Polyester is available in clear, opaque white and both gloss and matt metalized finishes. How do you identify a Polyester film? Take the film, put a notch to it, try to tear it apart, and it breaks in a zig-zag manner.
d. PVC. PVC may be open to environmental objections, but it still has key applications which cannot easily be replicated by other films.
Its key advantages are a high degree of durability for both indoor and outdoor use and a high degree of flexibility for a semi-rigid material. In addition, it is relatively easy to convert, as corona treatment or top coating is not required for printing to a high standard.
General applications include outdoor advertising and battery labels.
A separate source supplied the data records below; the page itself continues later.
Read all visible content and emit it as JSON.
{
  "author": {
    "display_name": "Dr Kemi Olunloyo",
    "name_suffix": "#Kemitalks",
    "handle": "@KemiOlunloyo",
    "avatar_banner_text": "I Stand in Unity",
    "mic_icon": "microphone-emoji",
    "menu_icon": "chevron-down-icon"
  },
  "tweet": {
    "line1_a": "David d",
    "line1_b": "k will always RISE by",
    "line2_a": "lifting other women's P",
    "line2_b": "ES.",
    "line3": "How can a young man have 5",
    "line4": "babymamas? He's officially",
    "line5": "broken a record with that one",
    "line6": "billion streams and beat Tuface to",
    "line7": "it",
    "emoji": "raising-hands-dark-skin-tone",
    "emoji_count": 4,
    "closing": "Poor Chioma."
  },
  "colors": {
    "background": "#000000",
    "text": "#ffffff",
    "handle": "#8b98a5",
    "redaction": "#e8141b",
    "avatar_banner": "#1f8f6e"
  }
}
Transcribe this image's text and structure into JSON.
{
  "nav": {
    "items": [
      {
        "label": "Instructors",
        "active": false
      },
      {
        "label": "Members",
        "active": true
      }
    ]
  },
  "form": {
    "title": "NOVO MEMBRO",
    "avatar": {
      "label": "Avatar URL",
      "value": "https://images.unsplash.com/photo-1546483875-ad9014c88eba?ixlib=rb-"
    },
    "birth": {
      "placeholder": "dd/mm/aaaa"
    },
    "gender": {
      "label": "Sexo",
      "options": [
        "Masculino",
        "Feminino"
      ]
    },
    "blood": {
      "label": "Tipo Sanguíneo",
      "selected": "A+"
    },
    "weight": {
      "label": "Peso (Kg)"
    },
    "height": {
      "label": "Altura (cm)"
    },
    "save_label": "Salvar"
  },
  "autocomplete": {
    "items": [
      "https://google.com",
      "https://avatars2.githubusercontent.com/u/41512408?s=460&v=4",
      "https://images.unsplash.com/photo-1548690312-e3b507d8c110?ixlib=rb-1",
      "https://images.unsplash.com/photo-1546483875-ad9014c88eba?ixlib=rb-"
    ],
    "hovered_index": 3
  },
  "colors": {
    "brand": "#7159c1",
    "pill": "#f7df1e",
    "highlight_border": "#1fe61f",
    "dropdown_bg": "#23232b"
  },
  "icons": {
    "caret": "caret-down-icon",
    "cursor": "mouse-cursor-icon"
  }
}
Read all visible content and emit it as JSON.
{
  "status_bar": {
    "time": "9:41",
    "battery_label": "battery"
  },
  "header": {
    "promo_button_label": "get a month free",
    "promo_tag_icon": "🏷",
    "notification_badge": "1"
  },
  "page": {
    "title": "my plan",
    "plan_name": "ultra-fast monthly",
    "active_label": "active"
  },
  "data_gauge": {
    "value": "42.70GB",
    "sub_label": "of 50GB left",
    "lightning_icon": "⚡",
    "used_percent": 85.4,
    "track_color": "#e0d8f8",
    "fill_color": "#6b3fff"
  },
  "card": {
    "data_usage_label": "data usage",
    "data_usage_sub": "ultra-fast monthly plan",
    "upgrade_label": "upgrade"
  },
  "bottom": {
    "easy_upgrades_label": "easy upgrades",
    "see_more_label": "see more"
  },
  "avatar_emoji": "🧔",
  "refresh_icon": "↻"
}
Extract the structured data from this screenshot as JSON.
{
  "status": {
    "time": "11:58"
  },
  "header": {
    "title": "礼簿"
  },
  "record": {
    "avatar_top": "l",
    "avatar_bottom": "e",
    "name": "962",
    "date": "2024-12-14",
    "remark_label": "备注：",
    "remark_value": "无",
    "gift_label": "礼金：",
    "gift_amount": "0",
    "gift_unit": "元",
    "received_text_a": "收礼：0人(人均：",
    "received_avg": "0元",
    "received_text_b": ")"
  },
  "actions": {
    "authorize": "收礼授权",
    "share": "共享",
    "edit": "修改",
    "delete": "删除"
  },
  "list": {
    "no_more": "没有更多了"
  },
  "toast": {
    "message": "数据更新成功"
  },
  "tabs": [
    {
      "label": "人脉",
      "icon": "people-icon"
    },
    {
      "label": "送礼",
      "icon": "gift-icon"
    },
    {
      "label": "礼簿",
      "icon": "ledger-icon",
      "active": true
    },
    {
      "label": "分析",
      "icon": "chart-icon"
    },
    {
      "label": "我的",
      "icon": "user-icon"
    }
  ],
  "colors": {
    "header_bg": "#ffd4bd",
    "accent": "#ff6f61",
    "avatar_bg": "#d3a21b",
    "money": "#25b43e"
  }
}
The downside of PVC is undesirable environmental characteristics, as it forms toxins when incinerated. In addition, plasticiser migration has the potential to kill the adhesive in a PS laminate, presenting challenges in adhesive selection.
How do you identify PVC? Separate the laminate and stretch the film and observe how it tears and it will tear differently from the other films.
Another way of identifying face materials is by their gloss and brightness levels and how they change when the labels are printed (Figure 7.1).
Samples of materials printed with the same ink (and on the same press under identical conditions), but with different surface characteristics can look completely different.
Figure 7.1 Label finishes.jpg
Given the huge range of choices available to the end user and the label converter, how does one select the right labelstock in totality? Factors that need to be taken into account include:
The bond required, whether permanent or removable.
The shape of the container or labeled surface, whether circular or flat, and if circular, what is the diameter and co-diameter of the product?
The size of the label required will help decide the GSM, or thickness, of the material.
What is the texture of the surface where the label will be applied? Rough, smooth, porous or a mixture of these characteristics.
What is the chemical composition of the substrate to be labeled? Glass, HDP, LDP, corrugated etc. They all have different surface tension and the way they create bonds will be different, requiring different kinds and GSMs of adhesives.
What are the printing and converting requirements?
What finish is required from the label
What is the application temperature and end use temperature of the label?
After all these technical considerations have been taken into account, the economics required of the label have to be looked at.
These are among the factors which help decide which label product is appropriate for a particular application. The pace of technology change shows no sign of slackening, giving end users and converters ever greater choice as we move forward.
RECLOSEABLE LABELS CASE STUDY
An excellent case study of materials selection is reclosable labels, an ever-more popular choice for wet wipes, rice and other reclosable packs. Why is PP chosen over PE and Polyester for this application?
The key performance requirement is a label which is flexible enough to adjust to the changing shape of the pack as the number of wipes or the volume of rich, for example, decreases in the flexible pack.
On the surface, one might expect PE to be specified for its flexibilty, but PE would actually stretch too much.
Polyester, meanwhile is too stiff, and PVC is not considered environmentally friendly enough despite having potentially the correct performance characteristics.
For these reasons, PP is chosen. But to ensure it functions correctly, the thickness needs to be increased towards 90 more microns.